“This hearing really was to illustrate we need action on climate change,” said Rep. Andrea Salinas, D-Lake Oswego and chair of the committee.
Heat-related emergency room visits in the tri-county region of Multnomah, Clackamas and Washington have increased from 13.5 trips per 100,000 people in 2016 to 18.1 in 2018. Trips to emergency rooms for asthma-like symptoms in the tri-county region have also increased as air quality has deteriorated.
“That’s something we continue to learn about as our climate changes,” Brendon Haggerty, a senior research analyst with Multnomah County, told lawmakers.
Air quality problems aren’t limited to the Portland metro area.
In Medford, there were 53 days with poor air quality in 2017 and 2018 because of wildfires. The poor air quality ranged from unhealthy for people with underlying health issues to unhealthy and hazardous for anyone.
“In short, the 2017 and 2018 summers were miserable,” said Jackson Baures, public health division manager for Jackson County Health and Human Services.
The committee’s meeting was informational, and Republican lawmakers were absent. All Republican lawmakers in both chambers are participating in the walkout, except for Rep. Cheri Helt and Sen. Tim Knopp, both of Bend.
Lawmakers expressed disappointment they cannot move forward on legislation.
“Certainly, we have some bills pending that could address this, we just can’t move them out of either chamber,” Salinas said.
Meanwhile, Democratic and Republican legislative leaders issued statements Monday about the walkout that blamed the other side and gave no indication of any solution, or, for that matter, any behind-the-scenes negotiations.

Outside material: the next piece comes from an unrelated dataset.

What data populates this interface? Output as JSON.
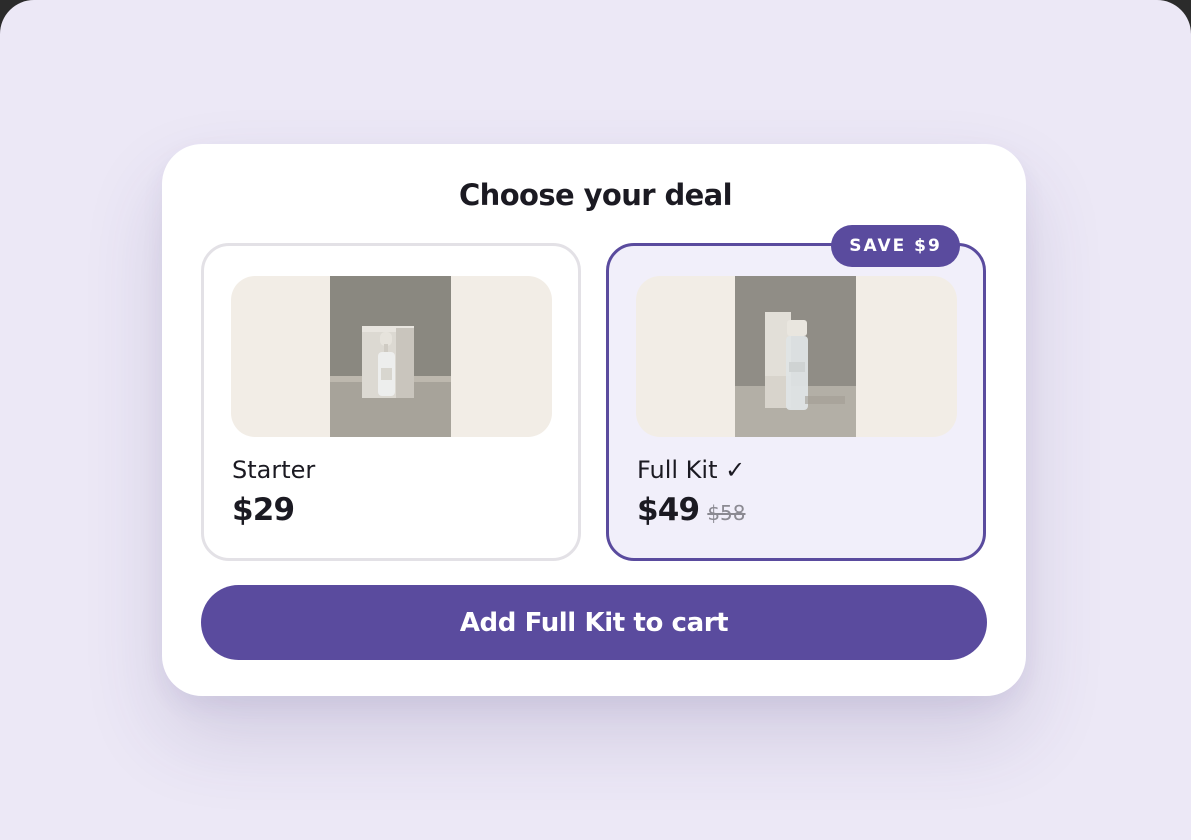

In a joint statement, Democratic House Speaker Tina Kotek and Senate President Peter Courtney urged Republican lawmakers to return to Salem so that bills and budgets can advance.
“Whether it’s the state’s housing and homelessness crisis or the upcoming wildfire season, there are hundreds of bills currently on hold that would help people, businesses and communities across the state,” they said. “These bills have gone through public hearings, received public testimony, had open debates on amendments and documented committee votes. They deserve floor votes.”
They added: “We will not be part of closed-door negotiations or last-minute deals. We will not pick and choose which bills will live and which bills will die.
House Republican Leader Christine Drazan, R-Canby, blamed Democratic legislators for not bringing the issue to the people for a vote.
“Oregonians should be disappointed that Democrats have apparently thrown in the towel and refuse to participate in good faith conversations moving forward,” Drazan said in a statement. “We are not asking for secret negotiations or last-minute deals.”
Mar 2 2020